Exercise goal:
Find how many lines of the records below contain the word "JSON" and write that number by itself.

··· Available records

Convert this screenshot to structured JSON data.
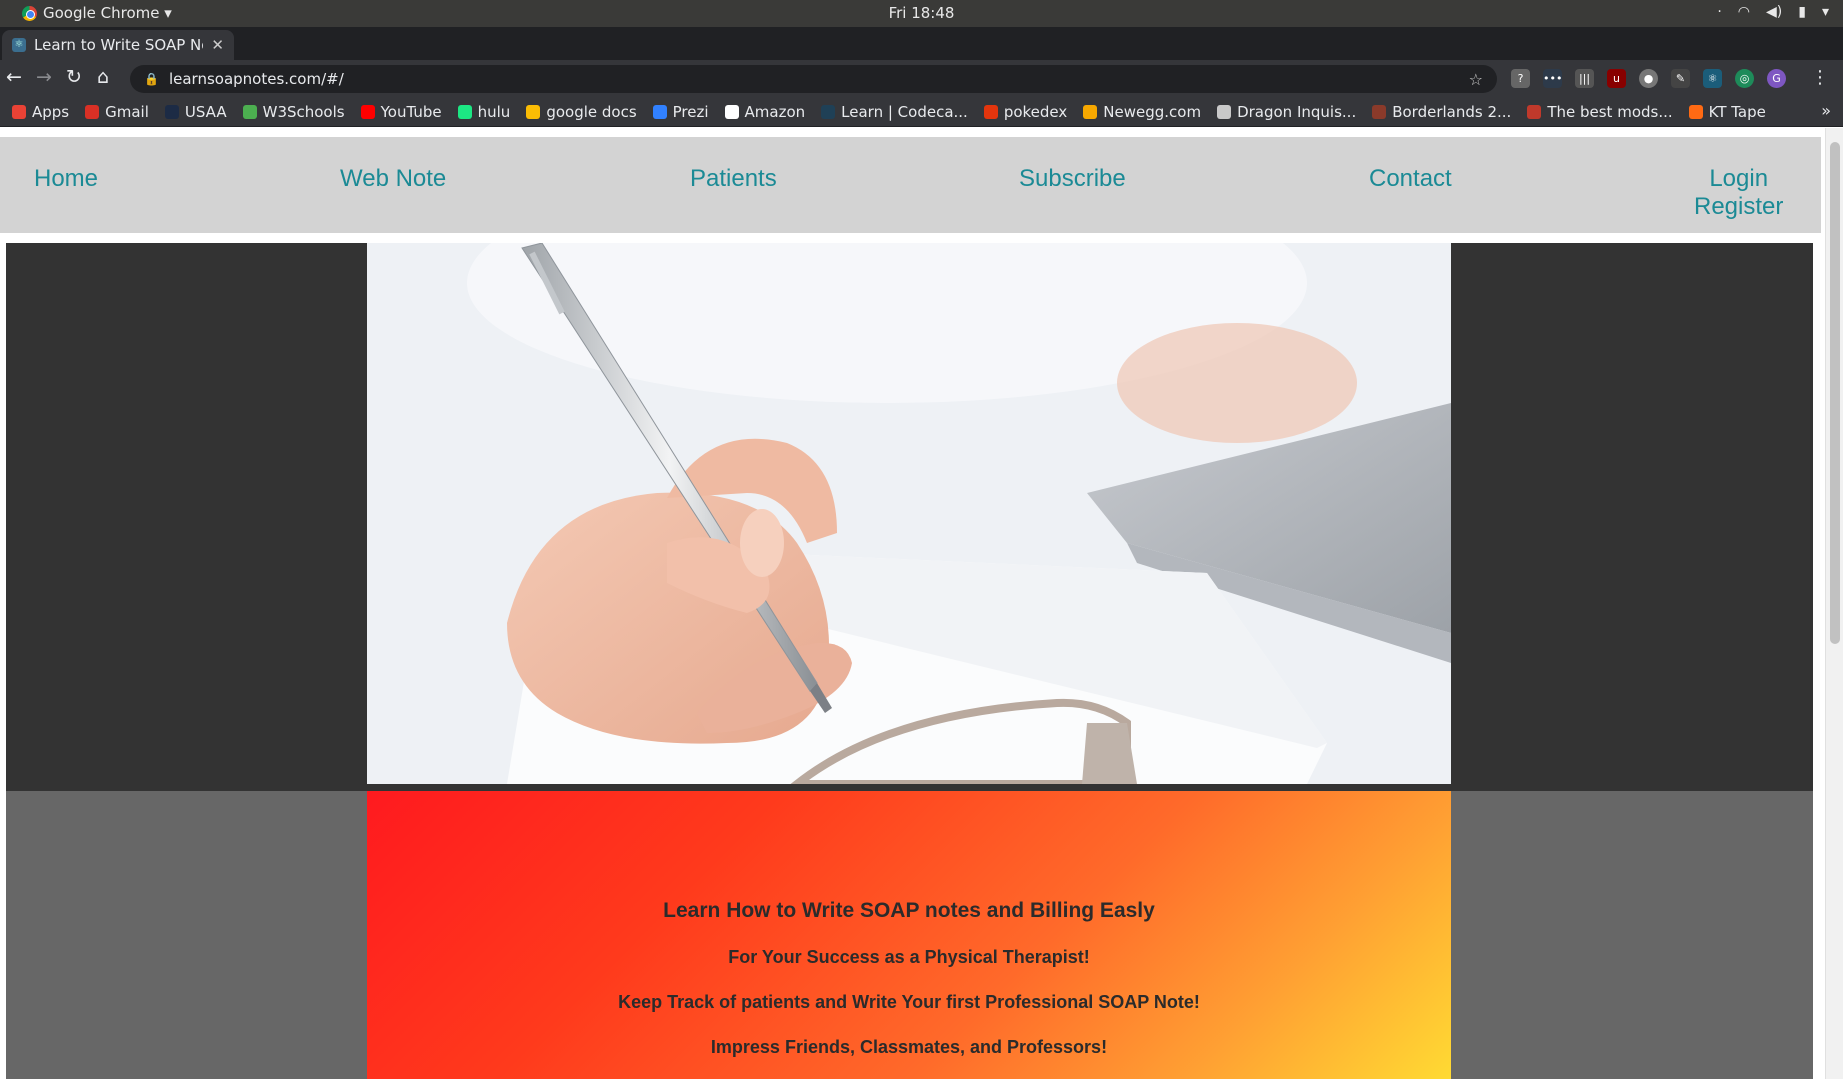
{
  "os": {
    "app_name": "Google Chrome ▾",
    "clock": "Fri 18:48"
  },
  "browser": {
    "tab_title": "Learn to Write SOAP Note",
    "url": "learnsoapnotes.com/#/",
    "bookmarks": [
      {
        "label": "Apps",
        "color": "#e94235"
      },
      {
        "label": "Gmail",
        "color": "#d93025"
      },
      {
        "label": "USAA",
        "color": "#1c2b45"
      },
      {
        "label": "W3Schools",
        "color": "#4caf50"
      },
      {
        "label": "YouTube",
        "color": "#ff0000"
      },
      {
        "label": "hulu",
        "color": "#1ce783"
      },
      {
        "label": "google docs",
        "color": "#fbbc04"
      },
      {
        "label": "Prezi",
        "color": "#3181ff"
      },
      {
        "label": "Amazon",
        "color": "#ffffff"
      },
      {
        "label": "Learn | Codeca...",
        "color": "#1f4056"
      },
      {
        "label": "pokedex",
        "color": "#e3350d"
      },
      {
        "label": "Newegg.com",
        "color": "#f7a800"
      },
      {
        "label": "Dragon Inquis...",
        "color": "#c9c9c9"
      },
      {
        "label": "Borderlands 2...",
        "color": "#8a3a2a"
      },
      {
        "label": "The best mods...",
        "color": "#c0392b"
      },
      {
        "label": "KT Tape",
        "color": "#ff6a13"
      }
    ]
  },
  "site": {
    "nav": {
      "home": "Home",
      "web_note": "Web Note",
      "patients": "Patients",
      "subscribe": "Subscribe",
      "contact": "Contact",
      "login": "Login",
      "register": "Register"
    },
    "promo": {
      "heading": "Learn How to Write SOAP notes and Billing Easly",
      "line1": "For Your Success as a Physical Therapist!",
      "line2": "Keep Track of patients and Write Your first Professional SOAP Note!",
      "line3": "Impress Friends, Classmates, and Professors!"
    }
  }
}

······
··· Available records

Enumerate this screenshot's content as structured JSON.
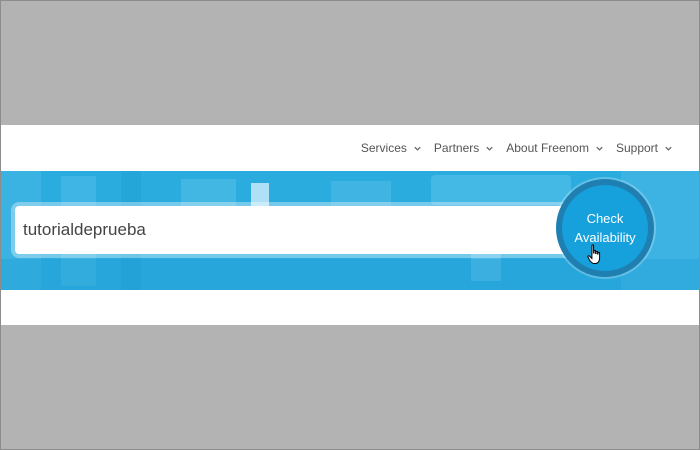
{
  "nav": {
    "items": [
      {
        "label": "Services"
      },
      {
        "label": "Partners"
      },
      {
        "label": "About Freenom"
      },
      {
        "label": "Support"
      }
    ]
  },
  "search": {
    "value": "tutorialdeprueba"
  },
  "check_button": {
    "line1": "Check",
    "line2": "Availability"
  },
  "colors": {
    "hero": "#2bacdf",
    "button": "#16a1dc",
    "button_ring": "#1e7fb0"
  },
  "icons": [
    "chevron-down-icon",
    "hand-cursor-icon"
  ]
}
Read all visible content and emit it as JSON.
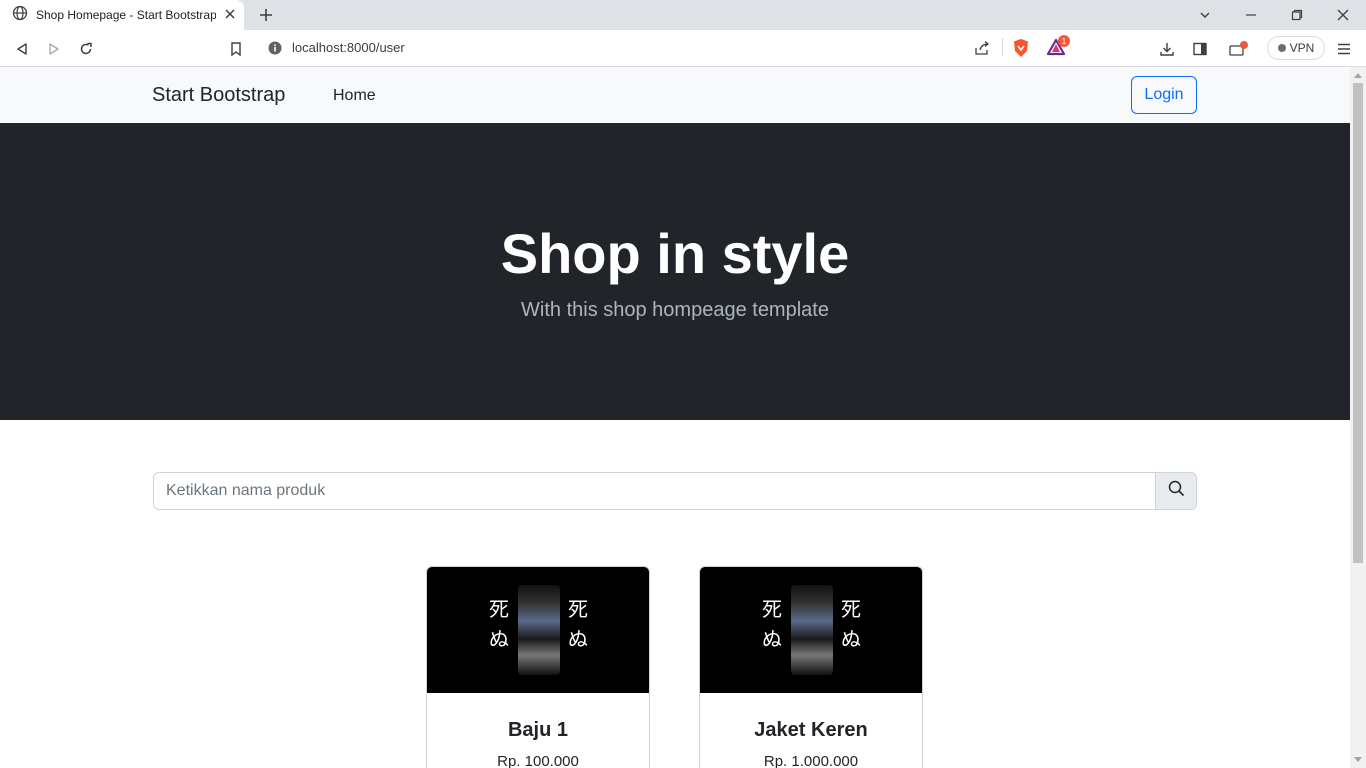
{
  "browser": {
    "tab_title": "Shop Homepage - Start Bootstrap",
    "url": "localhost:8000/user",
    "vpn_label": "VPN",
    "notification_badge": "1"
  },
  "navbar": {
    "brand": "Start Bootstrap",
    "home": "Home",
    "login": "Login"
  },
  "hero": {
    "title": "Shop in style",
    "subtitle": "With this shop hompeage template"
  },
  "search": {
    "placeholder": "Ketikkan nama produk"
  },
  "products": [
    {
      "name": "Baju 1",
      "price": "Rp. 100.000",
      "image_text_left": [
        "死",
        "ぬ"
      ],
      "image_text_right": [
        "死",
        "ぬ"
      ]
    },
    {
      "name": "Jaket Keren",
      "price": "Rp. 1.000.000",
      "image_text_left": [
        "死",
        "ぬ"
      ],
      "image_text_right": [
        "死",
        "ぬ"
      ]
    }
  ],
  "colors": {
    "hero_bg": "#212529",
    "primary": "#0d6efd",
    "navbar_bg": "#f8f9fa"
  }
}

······
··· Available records

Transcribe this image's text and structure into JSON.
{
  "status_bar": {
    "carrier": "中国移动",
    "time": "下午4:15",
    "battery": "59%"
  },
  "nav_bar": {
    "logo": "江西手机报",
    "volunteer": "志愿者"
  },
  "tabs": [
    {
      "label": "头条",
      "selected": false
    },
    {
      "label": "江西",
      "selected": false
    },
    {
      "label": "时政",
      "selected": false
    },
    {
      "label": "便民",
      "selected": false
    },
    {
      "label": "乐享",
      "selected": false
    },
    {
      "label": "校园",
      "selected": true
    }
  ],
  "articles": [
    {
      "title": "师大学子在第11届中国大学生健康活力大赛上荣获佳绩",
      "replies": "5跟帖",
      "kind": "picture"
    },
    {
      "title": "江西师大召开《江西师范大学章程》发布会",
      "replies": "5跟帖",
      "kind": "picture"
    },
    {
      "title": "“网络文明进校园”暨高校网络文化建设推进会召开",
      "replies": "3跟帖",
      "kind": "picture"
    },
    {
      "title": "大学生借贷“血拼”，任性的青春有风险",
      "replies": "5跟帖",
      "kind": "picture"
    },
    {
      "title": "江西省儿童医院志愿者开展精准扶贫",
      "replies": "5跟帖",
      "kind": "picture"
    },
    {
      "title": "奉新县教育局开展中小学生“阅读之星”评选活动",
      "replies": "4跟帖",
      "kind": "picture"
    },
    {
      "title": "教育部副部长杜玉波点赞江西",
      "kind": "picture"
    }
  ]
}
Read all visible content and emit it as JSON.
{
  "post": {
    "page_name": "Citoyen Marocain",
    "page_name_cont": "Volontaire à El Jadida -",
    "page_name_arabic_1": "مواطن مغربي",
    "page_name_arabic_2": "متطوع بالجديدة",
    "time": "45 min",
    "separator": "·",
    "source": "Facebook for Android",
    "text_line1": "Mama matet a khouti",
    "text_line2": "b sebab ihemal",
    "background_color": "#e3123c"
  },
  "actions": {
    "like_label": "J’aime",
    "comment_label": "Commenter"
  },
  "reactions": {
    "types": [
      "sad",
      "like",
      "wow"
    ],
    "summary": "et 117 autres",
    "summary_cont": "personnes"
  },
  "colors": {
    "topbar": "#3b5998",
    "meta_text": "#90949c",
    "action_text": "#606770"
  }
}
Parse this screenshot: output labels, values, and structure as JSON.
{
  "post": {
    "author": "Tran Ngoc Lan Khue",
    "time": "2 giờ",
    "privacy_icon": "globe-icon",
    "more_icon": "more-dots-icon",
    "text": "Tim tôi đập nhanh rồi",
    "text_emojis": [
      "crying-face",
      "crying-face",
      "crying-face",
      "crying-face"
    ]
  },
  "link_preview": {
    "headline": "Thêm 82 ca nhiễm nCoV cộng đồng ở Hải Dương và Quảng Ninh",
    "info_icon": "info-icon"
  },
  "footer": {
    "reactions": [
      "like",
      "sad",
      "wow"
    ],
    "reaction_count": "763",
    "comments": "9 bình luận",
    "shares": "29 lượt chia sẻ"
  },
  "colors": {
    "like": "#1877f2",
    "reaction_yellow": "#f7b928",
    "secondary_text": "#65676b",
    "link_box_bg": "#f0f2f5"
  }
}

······

Problem solution:
6